▶ _TASK TO COMPLETE_: Which lines below hold the word "Contact"? Copy all of them.

▶ _RECORDS SHOWN_:
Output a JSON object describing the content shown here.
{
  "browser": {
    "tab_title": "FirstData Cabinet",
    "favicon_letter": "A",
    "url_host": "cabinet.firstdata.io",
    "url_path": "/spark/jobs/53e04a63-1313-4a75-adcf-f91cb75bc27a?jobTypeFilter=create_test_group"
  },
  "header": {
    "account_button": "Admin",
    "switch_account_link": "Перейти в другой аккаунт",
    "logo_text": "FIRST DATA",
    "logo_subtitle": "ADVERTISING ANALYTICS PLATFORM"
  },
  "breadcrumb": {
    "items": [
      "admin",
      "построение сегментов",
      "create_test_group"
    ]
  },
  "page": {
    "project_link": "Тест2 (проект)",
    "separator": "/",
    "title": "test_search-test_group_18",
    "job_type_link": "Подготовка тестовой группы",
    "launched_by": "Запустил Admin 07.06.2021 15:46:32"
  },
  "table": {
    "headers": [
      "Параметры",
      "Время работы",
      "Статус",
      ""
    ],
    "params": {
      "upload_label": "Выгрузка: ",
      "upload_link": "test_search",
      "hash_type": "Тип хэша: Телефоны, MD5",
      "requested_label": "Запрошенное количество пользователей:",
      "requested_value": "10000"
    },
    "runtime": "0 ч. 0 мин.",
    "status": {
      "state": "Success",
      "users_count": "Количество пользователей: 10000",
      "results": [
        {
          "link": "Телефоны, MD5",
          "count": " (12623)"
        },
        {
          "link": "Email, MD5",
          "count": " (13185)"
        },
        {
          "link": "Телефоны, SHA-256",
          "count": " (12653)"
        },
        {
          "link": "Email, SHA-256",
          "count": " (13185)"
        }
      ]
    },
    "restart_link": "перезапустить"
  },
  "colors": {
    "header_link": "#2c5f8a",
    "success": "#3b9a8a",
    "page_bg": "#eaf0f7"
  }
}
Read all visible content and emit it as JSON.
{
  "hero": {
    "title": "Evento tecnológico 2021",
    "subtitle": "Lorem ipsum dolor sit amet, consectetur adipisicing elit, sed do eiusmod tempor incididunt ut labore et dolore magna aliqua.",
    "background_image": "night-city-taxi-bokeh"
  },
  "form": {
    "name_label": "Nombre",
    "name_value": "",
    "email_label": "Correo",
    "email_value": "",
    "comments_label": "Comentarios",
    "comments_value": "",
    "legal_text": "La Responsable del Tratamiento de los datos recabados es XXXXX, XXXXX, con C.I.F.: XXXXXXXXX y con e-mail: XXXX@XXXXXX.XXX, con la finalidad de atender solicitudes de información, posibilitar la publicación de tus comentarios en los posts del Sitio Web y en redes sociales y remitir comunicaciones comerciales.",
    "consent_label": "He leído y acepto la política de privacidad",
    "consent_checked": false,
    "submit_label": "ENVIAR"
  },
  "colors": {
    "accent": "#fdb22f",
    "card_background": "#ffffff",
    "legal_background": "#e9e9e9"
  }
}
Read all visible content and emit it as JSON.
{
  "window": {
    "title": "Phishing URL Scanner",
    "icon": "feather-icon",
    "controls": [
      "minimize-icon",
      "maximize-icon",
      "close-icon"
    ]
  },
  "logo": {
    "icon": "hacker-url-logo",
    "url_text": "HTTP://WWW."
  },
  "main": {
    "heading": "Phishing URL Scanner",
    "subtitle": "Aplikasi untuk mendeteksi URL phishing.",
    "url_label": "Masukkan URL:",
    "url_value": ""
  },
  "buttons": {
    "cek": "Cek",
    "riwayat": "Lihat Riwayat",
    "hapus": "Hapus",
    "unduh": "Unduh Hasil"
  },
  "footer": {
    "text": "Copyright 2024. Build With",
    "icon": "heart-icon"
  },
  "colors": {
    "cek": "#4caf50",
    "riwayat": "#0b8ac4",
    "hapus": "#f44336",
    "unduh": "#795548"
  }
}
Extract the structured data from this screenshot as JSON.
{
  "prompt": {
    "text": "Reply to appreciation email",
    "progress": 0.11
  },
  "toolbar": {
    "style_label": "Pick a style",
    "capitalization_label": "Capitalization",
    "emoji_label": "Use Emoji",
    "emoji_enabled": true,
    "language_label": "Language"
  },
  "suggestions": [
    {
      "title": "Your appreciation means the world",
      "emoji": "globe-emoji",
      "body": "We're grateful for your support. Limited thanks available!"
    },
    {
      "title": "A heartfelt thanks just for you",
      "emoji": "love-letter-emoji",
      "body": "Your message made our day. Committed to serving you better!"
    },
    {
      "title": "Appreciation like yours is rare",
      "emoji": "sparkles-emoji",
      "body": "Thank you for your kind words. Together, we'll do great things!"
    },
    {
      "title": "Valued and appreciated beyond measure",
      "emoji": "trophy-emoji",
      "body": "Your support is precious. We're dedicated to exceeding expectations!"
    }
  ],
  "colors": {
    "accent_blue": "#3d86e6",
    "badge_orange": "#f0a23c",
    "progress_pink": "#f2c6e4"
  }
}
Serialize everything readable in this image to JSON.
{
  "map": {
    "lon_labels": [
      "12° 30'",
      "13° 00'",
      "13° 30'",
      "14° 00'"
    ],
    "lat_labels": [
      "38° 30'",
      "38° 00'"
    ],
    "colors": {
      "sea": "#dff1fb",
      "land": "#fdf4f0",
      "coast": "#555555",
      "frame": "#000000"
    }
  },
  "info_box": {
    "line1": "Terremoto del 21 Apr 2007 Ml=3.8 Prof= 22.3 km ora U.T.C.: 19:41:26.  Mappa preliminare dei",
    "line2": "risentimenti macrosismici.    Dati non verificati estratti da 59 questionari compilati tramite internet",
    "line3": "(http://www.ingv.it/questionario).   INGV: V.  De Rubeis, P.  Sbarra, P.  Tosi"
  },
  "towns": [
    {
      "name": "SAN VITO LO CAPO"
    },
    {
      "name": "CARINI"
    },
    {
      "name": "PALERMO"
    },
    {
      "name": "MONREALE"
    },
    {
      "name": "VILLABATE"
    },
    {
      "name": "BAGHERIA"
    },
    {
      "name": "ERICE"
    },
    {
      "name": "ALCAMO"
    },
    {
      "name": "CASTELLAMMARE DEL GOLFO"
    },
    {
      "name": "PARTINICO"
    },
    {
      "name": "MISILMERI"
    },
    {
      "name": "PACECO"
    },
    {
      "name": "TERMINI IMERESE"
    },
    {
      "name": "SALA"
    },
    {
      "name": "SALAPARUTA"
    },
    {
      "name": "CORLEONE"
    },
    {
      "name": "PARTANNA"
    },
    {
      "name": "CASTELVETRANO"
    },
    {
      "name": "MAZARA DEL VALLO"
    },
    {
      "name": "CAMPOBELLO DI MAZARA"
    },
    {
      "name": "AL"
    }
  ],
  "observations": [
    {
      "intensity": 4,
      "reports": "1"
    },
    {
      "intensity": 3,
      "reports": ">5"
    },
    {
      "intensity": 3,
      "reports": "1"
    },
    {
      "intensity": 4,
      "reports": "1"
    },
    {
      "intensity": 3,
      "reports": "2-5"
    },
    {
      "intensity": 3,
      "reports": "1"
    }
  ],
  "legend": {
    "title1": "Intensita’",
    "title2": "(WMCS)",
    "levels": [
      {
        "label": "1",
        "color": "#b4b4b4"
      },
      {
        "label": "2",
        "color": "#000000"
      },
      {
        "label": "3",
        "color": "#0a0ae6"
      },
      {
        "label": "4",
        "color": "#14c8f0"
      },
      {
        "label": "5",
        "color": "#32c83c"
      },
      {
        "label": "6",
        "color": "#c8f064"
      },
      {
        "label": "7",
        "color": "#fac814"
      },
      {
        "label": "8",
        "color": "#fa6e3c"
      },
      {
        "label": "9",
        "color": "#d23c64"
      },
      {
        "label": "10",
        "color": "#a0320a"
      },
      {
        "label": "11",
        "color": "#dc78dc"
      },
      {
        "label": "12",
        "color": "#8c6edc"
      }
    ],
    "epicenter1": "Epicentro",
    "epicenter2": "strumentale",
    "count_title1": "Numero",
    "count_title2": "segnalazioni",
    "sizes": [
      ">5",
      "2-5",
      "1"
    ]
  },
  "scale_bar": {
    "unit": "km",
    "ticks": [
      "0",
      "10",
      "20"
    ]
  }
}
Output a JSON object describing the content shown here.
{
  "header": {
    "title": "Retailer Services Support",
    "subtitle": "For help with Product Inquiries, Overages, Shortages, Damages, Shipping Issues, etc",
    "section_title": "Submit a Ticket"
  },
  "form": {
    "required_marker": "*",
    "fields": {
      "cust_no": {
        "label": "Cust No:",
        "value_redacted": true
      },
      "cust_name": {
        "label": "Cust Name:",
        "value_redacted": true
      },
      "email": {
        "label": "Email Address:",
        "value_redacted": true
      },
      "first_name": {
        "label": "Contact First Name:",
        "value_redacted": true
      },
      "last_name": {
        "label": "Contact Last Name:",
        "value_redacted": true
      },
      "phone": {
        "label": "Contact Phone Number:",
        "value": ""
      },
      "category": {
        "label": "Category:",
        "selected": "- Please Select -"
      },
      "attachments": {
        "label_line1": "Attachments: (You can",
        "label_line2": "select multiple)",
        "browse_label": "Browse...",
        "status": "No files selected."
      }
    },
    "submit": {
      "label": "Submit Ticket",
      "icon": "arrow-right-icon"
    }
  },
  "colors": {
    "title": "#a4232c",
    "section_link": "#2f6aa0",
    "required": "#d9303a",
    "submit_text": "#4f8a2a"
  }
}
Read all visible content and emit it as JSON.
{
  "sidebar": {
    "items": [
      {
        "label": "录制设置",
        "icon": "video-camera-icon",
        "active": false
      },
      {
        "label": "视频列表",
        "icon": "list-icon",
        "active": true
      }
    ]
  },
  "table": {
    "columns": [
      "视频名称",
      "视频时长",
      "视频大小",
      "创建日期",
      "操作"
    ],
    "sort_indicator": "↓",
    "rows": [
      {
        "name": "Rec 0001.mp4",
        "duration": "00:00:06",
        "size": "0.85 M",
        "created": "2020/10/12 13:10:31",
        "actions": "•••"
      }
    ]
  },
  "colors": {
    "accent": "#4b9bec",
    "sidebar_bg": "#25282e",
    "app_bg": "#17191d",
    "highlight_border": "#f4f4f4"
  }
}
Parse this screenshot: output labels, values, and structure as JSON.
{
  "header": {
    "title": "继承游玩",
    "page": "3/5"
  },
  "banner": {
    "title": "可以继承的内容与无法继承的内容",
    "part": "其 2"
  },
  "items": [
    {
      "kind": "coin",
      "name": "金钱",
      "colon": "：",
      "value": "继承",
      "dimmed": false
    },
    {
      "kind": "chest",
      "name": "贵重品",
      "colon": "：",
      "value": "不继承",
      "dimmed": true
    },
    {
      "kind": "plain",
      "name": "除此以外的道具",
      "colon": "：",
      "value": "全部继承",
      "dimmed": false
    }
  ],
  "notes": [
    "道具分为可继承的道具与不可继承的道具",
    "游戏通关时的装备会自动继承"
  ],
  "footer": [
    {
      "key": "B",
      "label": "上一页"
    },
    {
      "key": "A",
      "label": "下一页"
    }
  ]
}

▶ _EXPECTED ANSWER_:
        "label": "Contact First Name:",
        "label": "Contact Last Name:",
        "label": "Contact Phone Number:",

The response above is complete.